Coach Richard Barron wants even more.

Barron signed a four-year contract extension to stay at UMaine on Wednesday. The contract will run through the 2020 season and pay him $150,000 next year, with increases of $5,000 each year thereafter.

“I feel like everything here is good and getting better,” said Barron. “I feel maybe an obligation to continue to do the work we’ve started. I’m very excited about seeing it through. That doesn’t seem the right phrasing but … I feel there’s more work to be done. I’m really excited to carry on.”

The Black Bears have shown dramatic improvement in the five years Barron has been the coach.

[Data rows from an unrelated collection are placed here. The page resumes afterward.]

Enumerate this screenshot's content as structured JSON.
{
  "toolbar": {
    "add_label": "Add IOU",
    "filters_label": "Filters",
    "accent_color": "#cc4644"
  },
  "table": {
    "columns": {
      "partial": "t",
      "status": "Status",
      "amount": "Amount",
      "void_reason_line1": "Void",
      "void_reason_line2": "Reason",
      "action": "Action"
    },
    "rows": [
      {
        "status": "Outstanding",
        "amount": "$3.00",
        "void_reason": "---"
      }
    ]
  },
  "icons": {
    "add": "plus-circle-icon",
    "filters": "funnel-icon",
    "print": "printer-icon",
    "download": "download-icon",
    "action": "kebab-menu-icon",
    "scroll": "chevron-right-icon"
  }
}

He was hired in 2011, inheriting a program that won only 24 games in four years under Cindy Blodgett, and has a 78-80 record with Maine.

Maine won just 12 games in his first two seasons, but he had two highly regarded recruiting classes that have led to three consecutive winning seasons. Last year the Black Bears went 26-9, losing a heartbreaking 59-58 decision to Albany in the America East championship game.

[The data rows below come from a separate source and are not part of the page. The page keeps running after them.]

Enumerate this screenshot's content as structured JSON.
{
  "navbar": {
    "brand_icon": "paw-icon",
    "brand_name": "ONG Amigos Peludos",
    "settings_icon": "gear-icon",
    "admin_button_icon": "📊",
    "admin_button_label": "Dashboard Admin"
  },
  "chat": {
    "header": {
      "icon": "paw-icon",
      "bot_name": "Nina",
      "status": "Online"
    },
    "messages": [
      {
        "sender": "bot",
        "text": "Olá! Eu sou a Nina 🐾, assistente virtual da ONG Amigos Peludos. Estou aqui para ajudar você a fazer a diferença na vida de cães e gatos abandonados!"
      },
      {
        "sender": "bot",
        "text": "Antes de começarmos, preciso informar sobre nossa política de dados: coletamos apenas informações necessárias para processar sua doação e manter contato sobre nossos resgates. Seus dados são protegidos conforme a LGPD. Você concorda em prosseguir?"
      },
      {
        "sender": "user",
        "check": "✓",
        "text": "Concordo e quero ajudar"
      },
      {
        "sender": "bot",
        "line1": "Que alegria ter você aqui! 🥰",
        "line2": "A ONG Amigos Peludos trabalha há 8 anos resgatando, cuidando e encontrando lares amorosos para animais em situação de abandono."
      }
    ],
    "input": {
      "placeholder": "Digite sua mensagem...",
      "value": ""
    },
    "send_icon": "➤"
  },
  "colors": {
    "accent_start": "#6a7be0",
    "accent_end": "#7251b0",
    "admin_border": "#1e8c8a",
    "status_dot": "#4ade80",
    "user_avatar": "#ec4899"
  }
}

Maine finished each of the last two seasons with first-round losses in the Women’s National Invitational Tournament. Shortly after the Black Bears lost to Quinnipiac in the WNIT this year, Barron, whose contract was to expire in June, indicated he wanted to return.

“I never thought he was going to leave so I’m not surprised,” said guard Sigi Koizar, the team’s leading scorer last year with 17.7 points per game. “He’s definitely changed our attitude, turned around the program.”

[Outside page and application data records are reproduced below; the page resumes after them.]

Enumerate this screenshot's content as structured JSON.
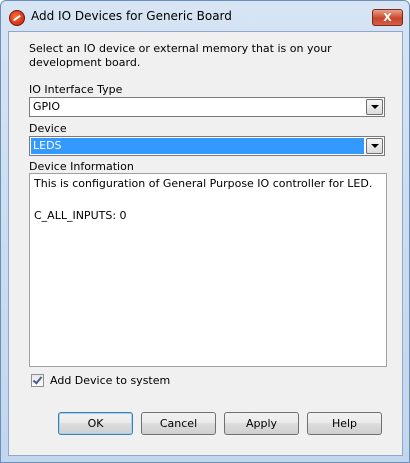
{
  "window": {
    "title": "Add IO Devices for Generic Board",
    "close_label": "X"
  },
  "description": "Select an IO device or external memory that is on your development board.",
  "interface_type": {
    "label": "IO Interface Type",
    "value": "GPIO"
  },
  "device": {
    "label": "Device",
    "value": "LEDS"
  },
  "device_info": {
    "label": "Device Information",
    "text": "This is configuration of General Purpose IO controller for LED.\n\nC_ALL_INPUTS: 0"
  },
  "add_device": {
    "label": "Add Device to system",
    "checked": true
  },
  "buttons": {
    "ok": "OK",
    "cancel": "Cancel",
    "apply": "Apply",
    "help": "Help"
  }
}
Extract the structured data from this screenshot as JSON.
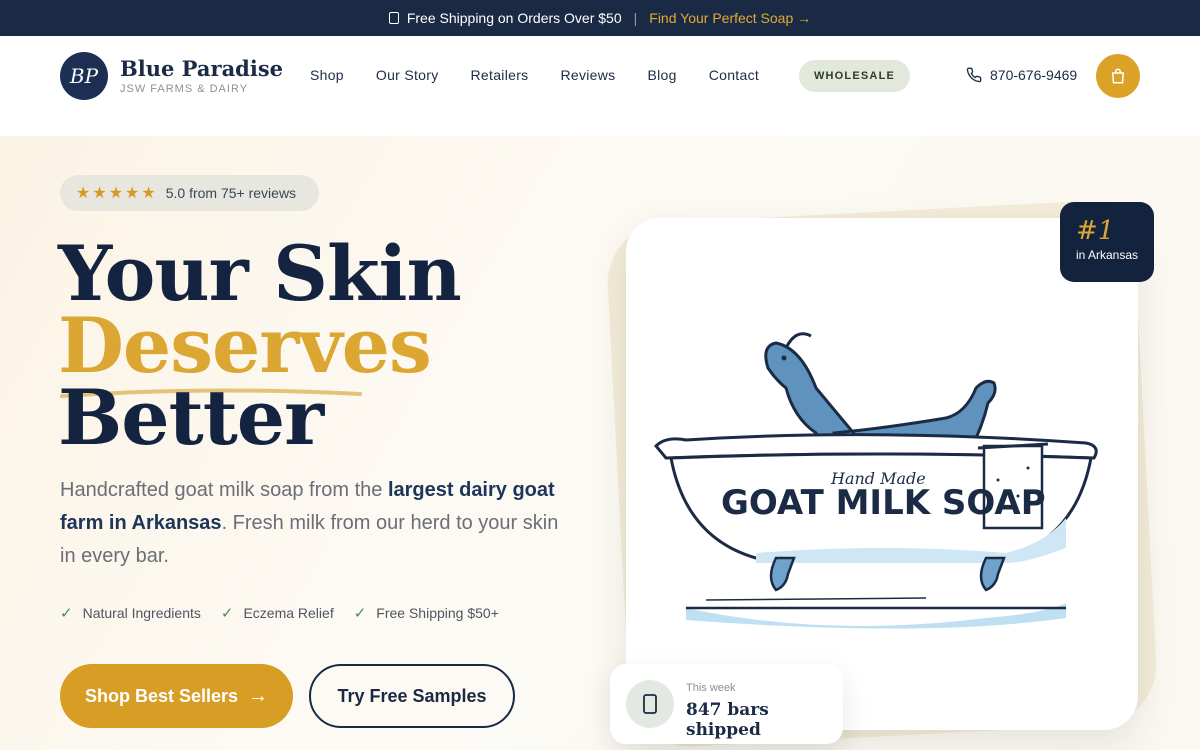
{
  "announcement": {
    "shipping_text": "Free Shipping on Orders Over $50",
    "separator": "|",
    "promo_link": "Find Your Perfect Soap →"
  },
  "brand": {
    "logo_initials": "BP",
    "name": "Blue Paradise",
    "subtitle": "JSW FARMS & DAIRY"
  },
  "nav": {
    "items": [
      "Shop",
      "Our Story",
      "Retailers",
      "Reviews",
      "Blog",
      "Contact"
    ],
    "wholesale_label": "WHOLESALE",
    "phone": "870-676-9469"
  },
  "hero": {
    "rating_stars": "★★★★★",
    "rating_text": "5.0 from 75+ reviews",
    "headline_line1": "Your Skin",
    "headline_line2": "Deserves",
    "headline_line3": "Better",
    "lead_before": "Handcrafted goat milk soap from the ",
    "lead_bold": "largest dairy goat farm in Arkansas",
    "lead_after": ". Fresh milk from our herd to your skin in every bar.",
    "features": [
      "Natural Ingredients",
      "Eczema Relief",
      "Free Shipping $50+"
    ],
    "primary_button": "Shop Best Sellers",
    "primary_arrow": "→",
    "secondary_button": "Try Free Samples"
  },
  "product": {
    "tub_script": "Hand Made",
    "tub_title": "GOAT MILK SOAP",
    "rank_number": "#1",
    "rank_label": "in Arkansas",
    "shipped_caption": "This week",
    "shipped_value": "847 bars shipped"
  },
  "colors": {
    "navy": "#1a2a44",
    "gold": "#dca633",
    "cream": "#fbf8f2",
    "sage": "#e3e8dd"
  },
  "icons": [
    "truck-icon",
    "phone-icon",
    "bag-icon",
    "star-icon",
    "check-icon",
    "arrow-right-icon",
    "box-icon"
  ]
}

UMaine also announced Wednesday the signings of two more European recruits: 5-foot-11 guard Blanca Millan and 6-foot guard Naira Caceres, both Blue Star Europe five-star recruits from Spain. With another strong recruiting class and a strong returning core that includes Koizar and Tanesha Sutton (who was ineligible to play this year after transferring from Duquesne), Barron sees more good things for the program.

“We still have a higher ceiling, although we have obviously come close,” he said. “There’s going to be growing pains; we’re playing an incredibly tough schedule next year. But next year isn’t the goal. It’s every year getting better. What we do next year will make us better in the long run.”

Barron, 47, wants to be part of it. He likes everything about UMaine – the program, the support that he receives from the community and the administration. He and his family – wife Maureen, twin daughters Lane and Rae and son Billy – love the area.

“All those things factor into it,” he said.

The money was a factor, too – Barron made $122,000 last year – but “not the most important factor,” said Barron. “If it were about money there were plenty of other jobs I could take this year that involved more money. It’s about fit, it’s about feeling your work is important, that it’s appreciated. And I can’t imagine the university doing more for me. They’ve done everything to support my vision for the program.”

With eight seniors graduating from this year’s team, Barron said there’s a lot of work to be done. But he added the program is in much better shape than when he arrived.

“I don’t know exactly where things will be because there is so much change with personnel,” said Barron. “I feel the talent level will be higher with incoming kids. Their maturity level, their knowledge of system, playing for me, adapting to college life, all those things take time. But unlike this (senior) class that came in four years ago to a program that didn’t have an established culture and had no recent success, the group coming in has established core players and we have figured things out. I’m hoping that it’s a quicker transition for kids than four years ago.”

Koizar said the eight returning players can match up with the eight incoming freshmen. “It will be nice to pair up and become mentors for them,” she said.

The team has experienced success off the court as well. Home attendance has increased 63 percent under Barron. And the Black Bears have been recognized for their academic achievements, ranking 24th in the Women’s Basketball Coaches Association Academic Top 25 Honor Roll with a 3.399 grade point average following the 2014-15 season. All 16 team members were honored recently at the UMaine Academic Awards Night for having a GPA of 3.0 or better.

“We are extremely delighted to have Coach Barron staying at the University of Maine,” Athletic Director Karlton Creech said in a press release. “Coach Barron’s team has become a model of excellence on the court, in the classroom and throughout the community.”

Barron came to Maine after two years as an assistant coach at North Carolina State. Previously he was an assistant at Baylor, where he was the recruiting coordinator.

He had been a head coach at Princeton for six years before Baylor, going 74-91. Before that he was a head coach at the University of the South in Sewanee, Tennessee, where his teams went 77-48.